» **Record excerpts**
....................

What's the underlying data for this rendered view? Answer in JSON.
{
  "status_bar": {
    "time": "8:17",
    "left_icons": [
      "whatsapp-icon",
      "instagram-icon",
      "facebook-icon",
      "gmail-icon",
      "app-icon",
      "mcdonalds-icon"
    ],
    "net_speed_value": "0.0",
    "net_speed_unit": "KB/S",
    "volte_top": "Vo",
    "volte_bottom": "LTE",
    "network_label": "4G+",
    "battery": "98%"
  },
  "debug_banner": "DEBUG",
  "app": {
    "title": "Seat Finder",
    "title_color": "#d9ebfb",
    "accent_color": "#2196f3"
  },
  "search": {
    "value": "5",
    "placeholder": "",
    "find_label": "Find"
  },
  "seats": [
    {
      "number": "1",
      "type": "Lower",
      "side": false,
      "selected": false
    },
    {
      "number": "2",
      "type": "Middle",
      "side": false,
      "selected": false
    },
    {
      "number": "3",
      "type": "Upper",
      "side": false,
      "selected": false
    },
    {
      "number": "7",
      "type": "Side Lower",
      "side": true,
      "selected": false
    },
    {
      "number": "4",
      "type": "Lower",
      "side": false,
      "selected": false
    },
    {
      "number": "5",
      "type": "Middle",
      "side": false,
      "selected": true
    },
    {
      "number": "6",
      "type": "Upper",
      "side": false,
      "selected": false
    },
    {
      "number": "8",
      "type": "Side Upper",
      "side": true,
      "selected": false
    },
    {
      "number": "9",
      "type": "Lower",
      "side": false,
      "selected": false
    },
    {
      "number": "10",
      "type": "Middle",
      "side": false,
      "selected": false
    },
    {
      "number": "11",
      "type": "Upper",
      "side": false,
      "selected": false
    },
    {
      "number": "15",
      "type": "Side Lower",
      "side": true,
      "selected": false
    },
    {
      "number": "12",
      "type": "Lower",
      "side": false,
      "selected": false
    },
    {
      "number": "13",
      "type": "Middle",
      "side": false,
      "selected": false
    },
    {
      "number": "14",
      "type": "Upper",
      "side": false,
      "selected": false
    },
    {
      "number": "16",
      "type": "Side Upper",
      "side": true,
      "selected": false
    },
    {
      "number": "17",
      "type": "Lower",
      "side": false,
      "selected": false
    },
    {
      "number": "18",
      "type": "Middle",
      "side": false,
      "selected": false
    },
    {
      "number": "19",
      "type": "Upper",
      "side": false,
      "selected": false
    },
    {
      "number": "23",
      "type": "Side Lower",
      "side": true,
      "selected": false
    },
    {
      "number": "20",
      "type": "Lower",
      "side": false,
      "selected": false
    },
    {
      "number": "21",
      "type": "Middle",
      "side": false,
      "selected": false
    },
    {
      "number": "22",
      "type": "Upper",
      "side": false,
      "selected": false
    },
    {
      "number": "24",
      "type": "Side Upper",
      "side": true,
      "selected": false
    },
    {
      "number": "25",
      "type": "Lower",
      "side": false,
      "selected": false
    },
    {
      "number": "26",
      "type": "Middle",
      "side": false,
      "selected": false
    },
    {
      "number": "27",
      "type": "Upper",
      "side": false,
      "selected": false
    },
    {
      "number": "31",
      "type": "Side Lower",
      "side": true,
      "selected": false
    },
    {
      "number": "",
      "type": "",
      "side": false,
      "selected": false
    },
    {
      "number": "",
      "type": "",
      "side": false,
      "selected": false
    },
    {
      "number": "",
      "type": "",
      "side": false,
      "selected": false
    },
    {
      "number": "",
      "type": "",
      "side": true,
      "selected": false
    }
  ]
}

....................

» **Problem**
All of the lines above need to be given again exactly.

» **Written answer**
What's the underlying data for this rendered view? Answer in JSON.
{
  "status_bar": {
    "time": "8:17",
    "left_icons": [
      "whatsapp-icon",
      "instagram-icon",
      "facebook-icon",
      "gmail-icon",
      "app-icon",
      "mcdonalds-icon"
    ],
    "net_speed_value": "0.0",
    "net_speed_unit": "KB/S",
    "volte_top": "Vo",
    "volte_bottom": "LTE",
    "network_label": "4G+",
    "battery": "98%"
  },
  "debug_banner": "DEBUG",
  "app": {
    "title": "Seat Finder",
    "title_color": "#d9ebfb",
    "accent_color": "#2196f3"
  },
  "search": {
    "value": "5",
    "placeholder": "",
    "find_label": "Find"
  },
  "seats": [
    {
      "number": "1",
      "type": "Lower",
      "side": false,
      "selected": false
    },
    {
      "number": "2",
      "type": "Middle",
      "side": false,
      "selected": false
    },
    {
      "number": "3",
      "type": "Upper",
      "side": false,
      "selected": false
    },
    {
      "number": "7",
      "type": "Side Lower",
      "side": true,
      "selected": false
    },
    {
      "number": "4",
      "type": "Lower",
      "side": false,
      "selected": false
    },
    {
      "number": "5",
      "type": "Middle",
      "side": false,
      "selected": true
    },
    {
      "number": "6",
      "type": "Upper",
      "side": false,
      "selected": false
    },
    {
      "number": "8",
      "type": "Side Upper",
      "side": true,
      "selected": false
    },
    {
      "number": "9",
      "type": "Lower",
      "side": false,
      "selected": false
    },
    {
      "number": "10",
      "type": "Middle",
      "side": false,
      "selected": false
    },
    {
      "number": "11",
      "type": "Upper",
      "side": false,
      "selected": false
    },
    {
      "number": "15",
      "type": "Side Lower",
      "side": true,
      "selected": false
    },
    {
      "number": "12",
      "type": "Lower",
      "side": false,
      "selected": false
    },
    {
      "number": "13",
      "type": "Middle",
      "side": false,
      "selected": false
    },
    {
      "number": "14",
      "type": "Upper",
      "side": false,
      "selected": false
    },
    {
      "number": "16",
      "type": "Side Upper",
      "side": true,
      "selected": false
    },
    {
      "number": "17",
      "type": "Lower",
      "side": false,
      "selected": false
    },
    {
      "number": "18",
      "type": "Middle",
      "side": false,
      "selected": false
    },
    {
      "number": "19",
      "type": "Upper",
      "side": false,
      "selected": false
    },
    {
      "number": "23",
      "type": "Side Lower",
      "side": true,
      "selected": false
    },
    {
      "number": "20",
      "type": "Lower",
      "side": false,
      "selected": false
    },
    {
      "number": "21",
      "type": "Middle",
      "side": false,
      "selected": false
    },
    {
      "number": "22",
      "type": "Upper",
      "side": false,
      "selected": false
    },
    {
      "number": "24",
      "type": "Side Upper",
      "side": true,
      "selected": false
    },
    {
      "number": "25",
      "type": "Lower",
      "side": false,
      "selected": false
    },
    {
      "number": "26",
      "type": "Middle",
      "side": false,
      "selected": false
    },
    {
      "number": "27",
      "type": "Upper",
      "side": false,
      "selected": false
    },
    {
      "number": "31",
      "type": "Side Lower",
      "side": true,
      "selected": false
    },
    {
      "number": "",
      "type": "",
      "side": false,
      "selected": false
    },
    {
      "number": "",
      "type": "",
      "side": false,
      "selected": false
    },
    {
      "number": "",
      "type": "",
      "side": false,
      "selected": false
    },
    {
      "number": "",
      "type": "",
      "side": true,
      "selected": false
    }
  ]
}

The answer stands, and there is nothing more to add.